Wednesday, March 12, 2014

How to Row a Viking Ship

 Writing about the "Vikings: Life and Legend" exhibition at the British Museum last week, and the dragonship at its center, I recalled one of my adventures while researching my book The Far Traveler: I got to row a Viking ship. A very little Viking ship. A Viking fishing boat, perhaps we should call it. Its name was Kraka Fyr.

I had made arrangements to interview Ole Crumlin-Pedersen, the former curator of the Viking Ship Museum in Roskilde. Checking my email the day before, I saw an urgent message from him: "Meet Anton Engler at the Dutch Bridge at 9:30 and you can go out in the ship."

At the Dutch Bridge at 9:30 the next morning, I learned that Engler was being interviewed by German TV for a series about Germans in other countries who had interesting jobs. What could be more interesting than being a builder of Viking ships? He was taking the TV crew out on the smallest of the museum's Viking ship replicas--and there was room for one more rower. I got a blue Vikingeskibenemuseet smock and a black life vest from the racks and climbed down the ladder onto the ship.

There were 10 of us in the boat: six rowers, including Engler, the TV show host, and me; a cameraman and a sound man; the captain at the steering oar; and one extra hand. Engler stationed me on the bench behind him and went over the technique and the terms: Ready, row, scull (row backwards), rest—or something like that. The rowing is in-sweep-out-pause, in-sweep-out-pause. “It’s not a circular motion,” he said. Could he tell I'd never rowed a boat before?

The TV personality was a small blonde. She rowed opposite Engler. I could understand enough German to hear that she wanted to know when the Viking age was and where the Vikings went in their boats.

It was difficult to keep in time (though we were only three oars to a side). I also seemed to bump into Engler's back quite often—maybe I was leaning too far forward, trying to put some force into my stroke. Rowing forward (we faced backwards) was fairly easy, but rowing backwards was much more difficult and I never really got the hang of it. Setting the oars in the water to hold the boat was also hard—you could feel the tide tugging the oar.

When I put my oar out the first time, I got the oar string twisted and it was hard for me to keep the oar in the right place—the oar locks are just like crooked fingers, with a twist of twine to hold the oar in the crook. If the string is loose, it’s harder to row. After Anton reknotted it tighter, it was much easier going, until the knot loosened itself again. I noticed his knot was loose too, but his oar never left its slot. He could row and be interviewed and never miss a beat.

Engler and the others put up the sail and took it down again several times so the TV crew could get a good shot. Sometimes the ropes got tangled, and they had to force the yard vertical and push it behind the stays. Once when the sail was going up, the rope broke (or someone let go of it). Yard and sail came crashing down--right on top of me.

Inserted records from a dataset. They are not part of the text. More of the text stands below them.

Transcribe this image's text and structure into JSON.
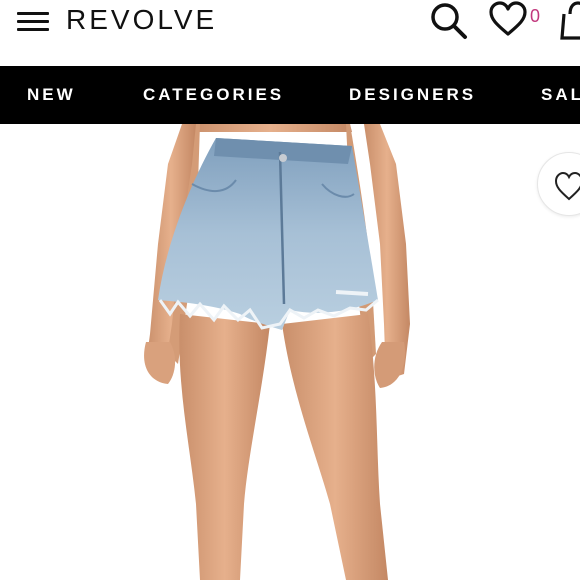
{
  "header": {
    "logo": "REVOLVE",
    "wishlist_count": "0",
    "icons": [
      "menu-icon",
      "search-icon",
      "heart-icon",
      "bag-icon"
    ]
  },
  "nav": {
    "items": [
      {
        "label": "NEW"
      },
      {
        "label": "CATEGORIES"
      },
      {
        "label": "DESIGNERS"
      },
      {
        "label": "SALE"
      }
    ]
  },
  "product": {
    "image_alt": "model wearing distressed light-wash high-rise denim shorts",
    "favorite_icon": "heart-outline-icon"
  },
  "colors": {
    "nav_background": "#000000",
    "nav_text": "#ffffff",
    "wishlist_count": "#c2387d"
  }
}
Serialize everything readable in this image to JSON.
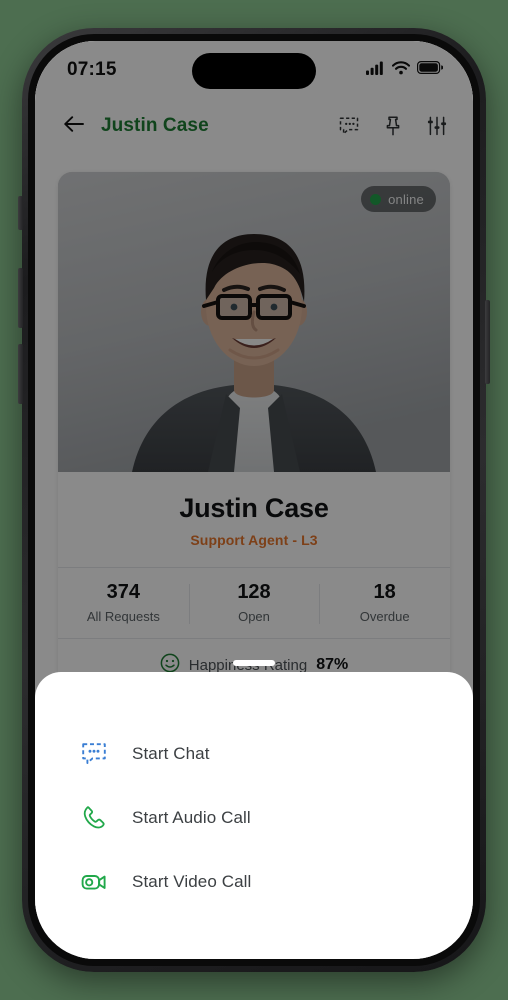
{
  "status_bar": {
    "time": "07:15",
    "icons": [
      "cellular-signal-icon",
      "wifi-icon",
      "battery-icon"
    ]
  },
  "nav_bar": {
    "back_icon": "arrow-left-icon",
    "title": "Justin Case",
    "actions": [
      {
        "name": "chat-bubble-icon",
        "label": "Chat"
      },
      {
        "name": "pin-icon",
        "label": "Pin"
      },
      {
        "name": "sliders-icon",
        "label": "Filters"
      }
    ]
  },
  "profile": {
    "photo_alt": "Justin Case portrait",
    "presence": {
      "status": "online",
      "dot_color": "#22a34a"
    },
    "name": "Justin Case",
    "role": "Support Agent - L3",
    "role_color": "#e8772e",
    "stats": [
      {
        "value": "374",
        "label": "All Requests"
      },
      {
        "value": "128",
        "label": "Open"
      },
      {
        "value": "18",
        "label": "Overdue"
      }
    ],
    "happiness": {
      "icon": "smiley-face-icon",
      "label": "Happiness Rating",
      "value": "87%"
    }
  },
  "bottom_sheet": {
    "handle": "sheet-drag-handle",
    "items": [
      {
        "icon": "chat-bubble-dots-icon",
        "label": "Start Chat",
        "color": "#3b7fd4"
      },
      {
        "icon": "phone-handset-icon",
        "label": "Start Audio Call",
        "color": "#21a84a"
      },
      {
        "icon": "video-camera-icon",
        "label": "Start Video Call",
        "color": "#21a84a"
      }
    ]
  },
  "theme": {
    "background": "#4d6e50",
    "accent_green": "#1e7e34",
    "accent_orange": "#e8772e",
    "blue": "#3b7fd4"
  }
}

Anton thought I’d been hit on the head. He practically dove under the sail, “Are you okay!”

“Yes," I said, "can I come out?”

He laughed in relief. When the yard started down, I slipped backwards off my bench and onto the floor of the boat so it wouldn't whack me. Still, I was smothered in heavy sailcloth. It was hard to wriggle out from under it all.

Finally the sail was up: We went skimming along. We all lay back, when the boat threatened to dip low enough to take on water. I went up into the bow with Jorge, who had been sailing Kraka Fyr for three years. We agreed it was a splendid boat.

As we came into the harbor, Crumlin-Pedersen was on the end of the dock in a white fisherman’s hat. I thanked him profusely for the ride, and he seemed very pleased. He had already introduced himself to my friend Kate--who took pictures from the dock while I was out in Kraka Fyr--and he took us to lunch in the fancy restaurant beside the Viking Ship Museum. We talked for about three hours.

Kraka Fyr, he told me, is a replica of Skuldelev 6, one of six Viking Age ships recovered from the sea floor at Skuldelev, Denmark. According to tree-ring analysis, it was made in Sognefjord, Norway in about 1030. A sturdy little ship, it was probably designed for fishing or for hunting seals and small whales; later, it was reworked into a small freight vessel and sailed here to Denmark, where it was purposely sunk to blockade the harbor at Skuldelev in the early Middle Ages.

It was so very small. With 10 of us on board, there wasn’t much room—hardly enough room to put up the sail. But the tree-rings don't lie. At least once this little Viking ship made it the 500 miles from Sognefjord to Skuldelev. I hope they didn't have to row the whole way.

Read more about Kraka Fyr on the Roskilde Viking Ship Museum's site.

Join me again next Wednesday at for another adventure in Iceland or the medieval world. 

1 comment:

  1. I loved rowing as a child and spent a lot of summers doing it until I got out of college. I didn't realize at the time that it was probably a genetic predisposition. :)